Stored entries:
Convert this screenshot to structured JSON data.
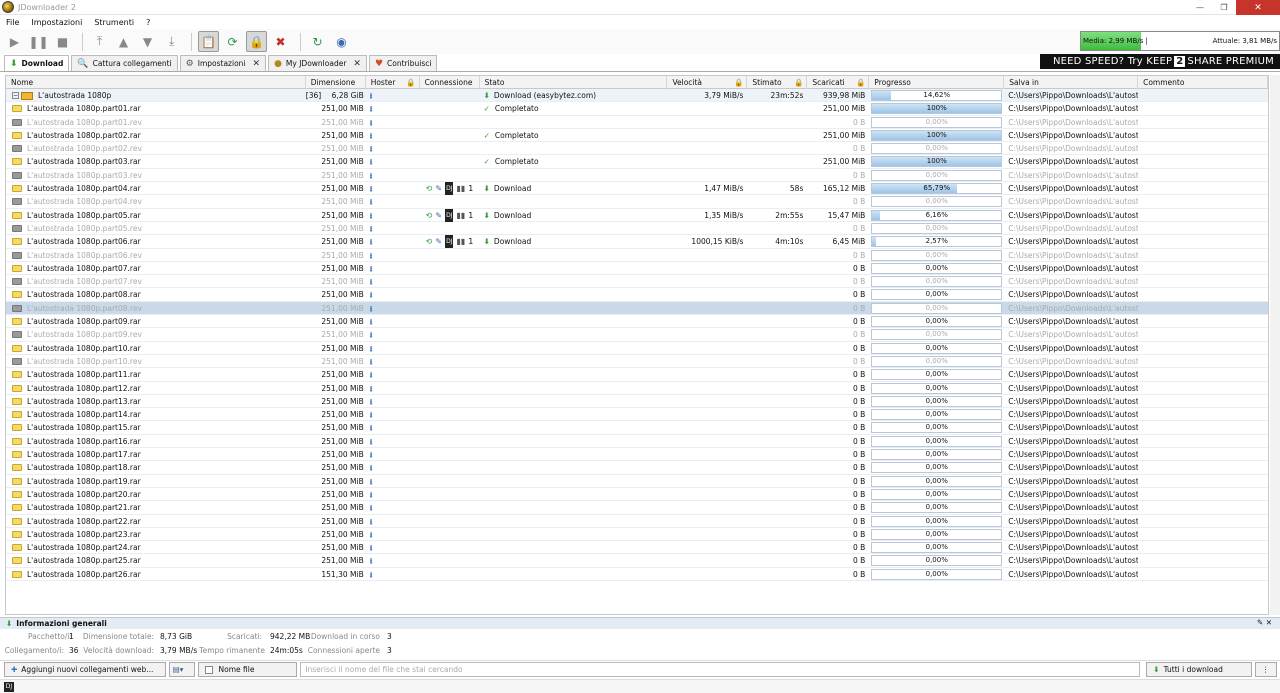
{
  "window": {
    "title": "JDownloader 2",
    "minimize": "—",
    "maximize": "❐",
    "close": "✕"
  },
  "menu": {
    "items": [
      "File",
      "Impostazioni",
      "Strumenti",
      "?"
    ]
  },
  "speed": {
    "average": "Media: 2,99 MB/s |",
    "current": "Attuale: 3,81 MB/s"
  },
  "tabs": [
    {
      "label": "Download",
      "active": true,
      "closable": false
    },
    {
      "label": "Cattura collegamenti",
      "active": false,
      "closable": false
    },
    {
      "label": "Impostazioni",
      "active": false,
      "closable": true
    },
    {
      "label": "My JDownloader",
      "active": false,
      "closable": true
    },
    {
      "label": "Contribuisci",
      "active": false,
      "closable": false
    }
  ],
  "tab_close": "✕",
  "promo": {
    "pre": "NEED SPEED? Try KEEP",
    "two": "2",
    "post": "SHARE PREMIUM"
  },
  "columns": [
    "Nome",
    "Dimensione",
    "Hoster",
    "Connessione",
    "Stato",
    "Velocità",
    "Stimato",
    "Scaricati",
    "Progresso",
    "Salva in",
    "Commento"
  ],
  "package": {
    "toggle": "−",
    "name": "L'autostrada 1080p",
    "count": "[36]",
    "size": "6,28 GiB",
    "status": "Download (easybytez.com)",
    "speed": "3,79 MiB/s",
    "eta": "23m:52s",
    "loaded": "939,98 MiB",
    "progress": 14.62,
    "progress_label": "14,62%",
    "path": "C:\\Users\\Pippo\\Downloads\\L'autost..."
  },
  "rows": [
    {
      "name": "L'autostrada 1080p.part01.rar",
      "type": "rar",
      "size": "251,00 MiB",
      "status": "Completato",
      "speed": "",
      "eta": "",
      "loaded": "251,00 MiB",
      "progress": 100,
      "label": "100%",
      "conn": false
    },
    {
      "name": "L'autostrada 1080p.part01.rev",
      "type": "rev",
      "size": "251,00 MiB",
      "status": "",
      "speed": "",
      "eta": "",
      "loaded": "0 B",
      "progress": 0,
      "label": "0,00%",
      "conn": false
    },
    {
      "name": "L'autostrada 1080p.part02.rar",
      "type": "rar",
      "size": "251,00 MiB",
      "status": "Completato",
      "speed": "",
      "eta": "",
      "loaded": "251,00 MiB",
      "progress": 100,
      "label": "100%",
      "conn": false
    },
    {
      "name": "L'autostrada 1080p.part02.rev",
      "type": "rev",
      "size": "251,00 MiB",
      "status": "",
      "speed": "",
      "eta": "",
      "loaded": "0 B",
      "progress": 0,
      "label": "0,00%",
      "conn": false
    },
    {
      "name": "L'autostrada 1080p.part03.rar",
      "type": "rar",
      "size": "251,00 MiB",
      "status": "Completato",
      "speed": "",
      "eta": "",
      "loaded": "251,00 MiB",
      "progress": 100,
      "label": "100%",
      "conn": false
    },
    {
      "name": "L'autostrada 1080p.part03.rev",
      "type": "rev",
      "size": "251,00 MiB",
      "status": "",
      "speed": "",
      "eta": "",
      "loaded": "0 B",
      "progress": 0,
      "label": "0,00%",
      "conn": false
    },
    {
      "name": "L'autostrada 1080p.part04.rar",
      "type": "rar",
      "size": "251,00 MiB",
      "status": "Download",
      "speed": "1,47 MiB/s",
      "eta": "58s",
      "loaded": "165,12 MiB",
      "progress": 65.79,
      "label": "65,79%",
      "conn": true
    },
    {
      "name": "L'autostrada 1080p.part04.rev",
      "type": "rev",
      "size": "251,00 MiB",
      "status": "",
      "speed": "",
      "eta": "",
      "loaded": "0 B",
      "progress": 0,
      "label": "0,00%",
      "conn": false
    },
    {
      "name": "L'autostrada 1080p.part05.rar",
      "type": "rar",
      "size": "251,00 MiB",
      "status": "Download",
      "speed": "1,35 MiB/s",
      "eta": "2m:55s",
      "loaded": "15,47 MiB",
      "progress": 6.16,
      "label": "6,16%",
      "conn": true
    },
    {
      "name": "L'autostrada 1080p.part05.rev",
      "type": "rev",
      "size": "251,00 MiB",
      "status": "",
      "speed": "",
      "eta": "",
      "loaded": "0 B",
      "progress": 0,
      "label": "0,00%",
      "conn": false
    },
    {
      "name": "L'autostrada 1080p.part06.rar",
      "type": "rar",
      "size": "251,00 MiB",
      "status": "Download",
      "speed": "1000,15 KiB/s",
      "eta": "4m:10s",
      "loaded": "6,45 MiB",
      "progress": 2.57,
      "label": "2,57%",
      "conn": true
    },
    {
      "name": "L'autostrada 1080p.part06.rev",
      "type": "rev",
      "size": "251,00 MiB",
      "status": "",
      "speed": "",
      "eta": "",
      "loaded": "0 B",
      "progress": 0,
      "label": "0,00%",
      "conn": false
    },
    {
      "name": "L'autostrada 1080p.part07.rar",
      "type": "rar",
      "size": "251,00 MiB",
      "status": "",
      "speed": "",
      "eta": "",
      "loaded": "0 B",
      "progress": 0,
      "label": "0,00%",
      "conn": false
    },
    {
      "name": "L'autostrada 1080p.part07.rev",
      "type": "rev",
      "size": "251,00 MiB",
      "status": "",
      "speed": "",
      "eta": "",
      "loaded": "0 B",
      "progress": 0,
      "label": "0,00%",
      "conn": false
    },
    {
      "name": "L'autostrada 1080p.part08.rar",
      "type": "rar",
      "size": "251,00 MiB",
      "status": "",
      "speed": "",
      "eta": "",
      "loaded": "0 B",
      "progress": 0,
      "label": "0,00%",
      "conn": false
    },
    {
      "name": "L'autostrada 1080p.part08.rev",
      "type": "rev",
      "size": "251,00 MiB",
      "status": "",
      "speed": "",
      "eta": "",
      "loaded": "0 B",
      "progress": 0,
      "label": "0,00%",
      "conn": false,
      "selected": true
    },
    {
      "name": "L'autostrada 1080p.part09.rar",
      "type": "rar",
      "size": "251,00 MiB",
      "status": "",
      "speed": "",
      "eta": "",
      "loaded": "0 B",
      "progress": 0,
      "label": "0,00%",
      "conn": false
    },
    {
      "name": "L'autostrada 1080p.part09.rev",
      "type": "rev",
      "size": "251,00 MiB",
      "status": "",
      "speed": "",
      "eta": "",
      "loaded": "0 B",
      "progress": 0,
      "label": "0,00%",
      "conn": false
    },
    {
      "name": "L'autostrada 1080p.part10.rar",
      "type": "rar",
      "size": "251,00 MiB",
      "status": "",
      "speed": "",
      "eta": "",
      "loaded": "0 B",
      "progress": 0,
      "label": "0,00%",
      "conn": false
    },
    {
      "name": "L'autostrada 1080p.part10.rev",
      "type": "rev",
      "size": "251,00 MiB",
      "status": "",
      "speed": "",
      "eta": "",
      "loaded": "0 B",
      "progress": 0,
      "label": "0,00%",
      "conn": false
    },
    {
      "name": "L'autostrada 1080p.part11.rar",
      "type": "rar",
      "size": "251,00 MiB",
      "status": "",
      "speed": "",
      "eta": "",
      "loaded": "0 B",
      "progress": 0,
      "label": "0,00%",
      "conn": false
    },
    {
      "name": "L'autostrada 1080p.part12.rar",
      "type": "rar",
      "size": "251,00 MiB",
      "status": "",
      "speed": "",
      "eta": "",
      "loaded": "0 B",
      "progress": 0,
      "label": "0,00%",
      "conn": false
    },
    {
      "name": "L'autostrada 1080p.part13.rar",
      "type": "rar",
      "size": "251,00 MiB",
      "status": "",
      "speed": "",
      "eta": "",
      "loaded": "0 B",
      "progress": 0,
      "label": "0,00%",
      "conn": false
    },
    {
      "name": "L'autostrada 1080p.part14.rar",
      "type": "rar",
      "size": "251,00 MiB",
      "status": "",
      "speed": "",
      "eta": "",
      "loaded": "0 B",
      "progress": 0,
      "label": "0,00%",
      "conn": false
    },
    {
      "name": "L'autostrada 1080p.part15.rar",
      "type": "rar",
      "size": "251,00 MiB",
      "status": "",
      "speed": "",
      "eta": "",
      "loaded": "0 B",
      "progress": 0,
      "label": "0,00%",
      "conn": false
    },
    {
      "name": "L'autostrada 1080p.part16.rar",
      "type": "rar",
      "size": "251,00 MiB",
      "status": "",
      "speed": "",
      "eta": "",
      "loaded": "0 B",
      "progress": 0,
      "label": "0,00%",
      "conn": false
    },
    {
      "name": "L'autostrada 1080p.part17.rar",
      "type": "rar",
      "size": "251,00 MiB",
      "status": "",
      "speed": "",
      "eta": "",
      "loaded": "0 B",
      "progress": 0,
      "label": "0,00%",
      "conn": false
    },
    {
      "name": "L'autostrada 1080p.part18.rar",
      "type": "rar",
      "size": "251,00 MiB",
      "status": "",
      "speed": "",
      "eta": "",
      "loaded": "0 B",
      "progress": 0,
      "label": "0,00%",
      "conn": false
    },
    {
      "name": "L'autostrada 1080p.part19.rar",
      "type": "rar",
      "size": "251,00 MiB",
      "status": "",
      "speed": "",
      "eta": "",
      "loaded": "0 B",
      "progress": 0,
      "label": "0,00%",
      "conn": false
    },
    {
      "name": "L'autostrada 1080p.part20.rar",
      "type": "rar",
      "size": "251,00 MiB",
      "status": "",
      "speed": "",
      "eta": "",
      "loaded": "0 B",
      "progress": 0,
      "label": "0,00%",
      "conn": false
    },
    {
      "name": "L'autostrada 1080p.part21.rar",
      "type": "rar",
      "size": "251,00 MiB",
      "status": "",
      "speed": "",
      "eta": "",
      "loaded": "0 B",
      "progress": 0,
      "label": "0,00%",
      "conn": false
    },
    {
      "name": "L'autostrada 1080p.part22.rar",
      "type": "rar",
      "size": "251,00 MiB",
      "status": "",
      "speed": "",
      "eta": "",
      "loaded": "0 B",
      "progress": 0,
      "label": "0,00%",
      "conn": false
    },
    {
      "name": "L'autostrada 1080p.part23.rar",
      "type": "rar",
      "size": "251,00 MiB",
      "status": "",
      "speed": "",
      "eta": "",
      "loaded": "0 B",
      "progress": 0,
      "label": "0,00%",
      "conn": false
    },
    {
      "name": "L'autostrada 1080p.part24.rar",
      "type": "rar",
      "size": "251,00 MiB",
      "status": "",
      "speed": "",
      "eta": "",
      "loaded": "0 B",
      "progress": 0,
      "label": "0,00%",
      "conn": false
    },
    {
      "name": "L'autostrada 1080p.part25.rar",
      "type": "rar",
      "size": "251,00 MiB",
      "status": "",
      "speed": "",
      "eta": "",
      "loaded": "0 B",
      "progress": 0,
      "label": "0,00%",
      "conn": false
    },
    {
      "name": "L'autostrada 1080p.part26.rar",
      "type": "rar",
      "size": "151,30 MiB",
      "status": "",
      "speed": "",
      "eta": "",
      "loaded": "0 B",
      "progress": 0,
      "label": "0,00%",
      "conn": false
    }
  ],
  "row_path": "C:\\Users\\Pippo\\Downloads\\L'autost...",
  "conn_count": "1",
  "info": {
    "title": "Informazioni generali",
    "tools": "✎ ✕",
    "labels": {
      "pacchetti": "Pacchetto/i:",
      "collegamenti": "Collegamento/i:",
      "dim_totale": "Dimensione totale:",
      "vel": "Velocità download:",
      "scaricati": "Scaricati:",
      "tempo": "Tempo rimanente",
      "in_corso": "Download in corso",
      "conn_aperte": "Connessioni aperte"
    },
    "values": {
      "pacchetti": "1",
      "collegamenti": "36",
      "dim_totale": "8,73 GiB",
      "vel": "3,79 MB/s",
      "scaricati": "942,22 MB",
      "tempo": "24m:05s",
      "in_corso": "3",
      "conn_aperte": "3"
    }
  },
  "bottom": {
    "add_links": "Aggiungi nuovi collegamenti web...",
    "filter_label": "Nome file",
    "search_placeholder": "Inserisci il nome del file che stai cercando",
    "all_downloads": "Tutti i download"
  },
  "status_icon": "DJ"
}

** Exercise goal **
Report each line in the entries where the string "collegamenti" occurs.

** Answer area **
      "label": "Cattura collegamenti",
      "collegamenti": "Collegamento/i:",
      "collegamenti": "36",
    "add_links": "Aggiungi nuovi collegamenti web...",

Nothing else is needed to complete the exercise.